In the opening paragraph:
When we were kids, he always had to be first. First at the table. First to the school bus. First to the pile of presents under the Christmas tree.
About halfway through the eulogy:
One of the reasons that he loved being first was that he’d be able to have something to teach those of us who showed up later. If he got the Christmas tree first, he could say “Your presents are over there!” If he got to the table first, he could say “You won’t like the vegetables tonight!” He loved to have a bit of knowledge that the rest of us didn’t have yet.
In the closing paragraph:
He loved to be first. Now, he is first to pass from this life. I believe that he is waiting for us, and will greet us with that big grin, and an eagerness to show us all around his wonderful new home.
Of course, a brief mention of a memory can be just as meaningful. Just be careful not to weigh down the eulogy with a long list of memories. Instead, choose one or two of your favorites and incorporate them in such a way that they flow well with the rest of the eulogy.
If you are delivering a eulogy, it is likely that you were quite close to the person who died. This can make it difficult to deliver the eulogy without being overcome by emotion. Of course, some measure of emotion is expected, but if you become too emotional, you may be unable to finish the eulogy, and may regret this down the road.
While there is no way to avoid feeling the pain that goes along with such an occasion, there are steps that you can take to help prevent becoming so emotional that you cannot deliver the entire eulogy.
- Read it Over and Over
One of the best tips to avoid becoming overly emotional is to read your eulogy over and over again. Read it out loud several times prior to the funeral. The reason for this is that doing so will help you to become a bit numb to the words.
Most eulogies contain phrasing that will stir up emotions, especially when heard for the first time. If you can read the eulogy out loud several times, the words may lose a bit of their impact and make it easier for you to get through the entire eulogy without breaking down.
- Avoid Eye Contact
While public speaking classes will teach that you should make eye contact, if you are trying to avoid becoming emotional, it is best to avoid this. Just look at the audience in general, while avoiding eye contact with any one person.
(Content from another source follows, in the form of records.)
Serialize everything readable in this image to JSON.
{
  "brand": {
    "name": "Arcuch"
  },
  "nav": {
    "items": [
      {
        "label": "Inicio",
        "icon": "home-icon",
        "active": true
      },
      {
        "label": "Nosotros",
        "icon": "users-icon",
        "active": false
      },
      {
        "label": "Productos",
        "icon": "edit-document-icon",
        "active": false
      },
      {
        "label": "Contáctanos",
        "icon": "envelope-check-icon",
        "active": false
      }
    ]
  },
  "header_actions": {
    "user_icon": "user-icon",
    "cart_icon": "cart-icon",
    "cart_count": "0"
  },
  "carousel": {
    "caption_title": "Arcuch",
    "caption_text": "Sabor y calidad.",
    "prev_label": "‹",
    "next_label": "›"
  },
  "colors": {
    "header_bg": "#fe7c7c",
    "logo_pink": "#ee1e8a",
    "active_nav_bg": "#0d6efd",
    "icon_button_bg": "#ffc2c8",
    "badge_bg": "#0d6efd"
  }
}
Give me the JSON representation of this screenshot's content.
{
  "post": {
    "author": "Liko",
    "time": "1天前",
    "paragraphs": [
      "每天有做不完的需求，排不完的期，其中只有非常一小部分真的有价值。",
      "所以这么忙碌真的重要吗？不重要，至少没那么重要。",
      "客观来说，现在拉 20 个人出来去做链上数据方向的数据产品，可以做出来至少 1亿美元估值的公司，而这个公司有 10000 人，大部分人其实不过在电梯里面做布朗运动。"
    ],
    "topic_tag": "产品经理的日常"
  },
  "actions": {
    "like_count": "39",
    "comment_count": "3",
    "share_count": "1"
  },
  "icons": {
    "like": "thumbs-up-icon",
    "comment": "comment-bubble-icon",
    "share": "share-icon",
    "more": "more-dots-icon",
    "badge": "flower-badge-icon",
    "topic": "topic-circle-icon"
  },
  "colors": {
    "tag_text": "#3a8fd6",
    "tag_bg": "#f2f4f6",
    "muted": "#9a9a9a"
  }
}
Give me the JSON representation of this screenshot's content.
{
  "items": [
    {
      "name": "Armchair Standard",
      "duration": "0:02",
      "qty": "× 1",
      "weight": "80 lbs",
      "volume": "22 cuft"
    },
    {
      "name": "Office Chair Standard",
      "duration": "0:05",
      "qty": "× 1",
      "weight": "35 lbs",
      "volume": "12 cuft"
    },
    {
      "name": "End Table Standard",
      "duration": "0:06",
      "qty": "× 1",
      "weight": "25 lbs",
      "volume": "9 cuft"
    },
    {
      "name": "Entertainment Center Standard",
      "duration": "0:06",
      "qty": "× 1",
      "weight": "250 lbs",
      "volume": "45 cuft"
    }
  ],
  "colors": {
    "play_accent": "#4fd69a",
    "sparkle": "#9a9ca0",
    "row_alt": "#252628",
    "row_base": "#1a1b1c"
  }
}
Of course, this advice is intended for those who are concerned they will become overly emotional. If this is not a problem for you then it is perfectly appropriate to make eye contact with those in attendance.
- Speak Slowly
When you concentrate on speaking slowly, that can help to lessen the chances that you will become terribly emotional. The reason is simply that you are focusing on your speech patterns rather than on the actual words that you are saying.
Funerals are an emotional time. There are no tips that will help every single person to avoid becoming emotional when delivering a eulogy. Just remember that the words that you will say are with the intent to honor the person that you have lost. For that reason, it is important that you do all that you can to be able to deliver the entire eulogy in a way that those in attendance can understand.
Use the above tips to save your emotions for the time after the eulogy has been delivered. This is not always easy, but it is worth it in order to be able to deliver the eulogy and in that way pay your respects to the one you have lost.
photo credit: EmilyGrace Photography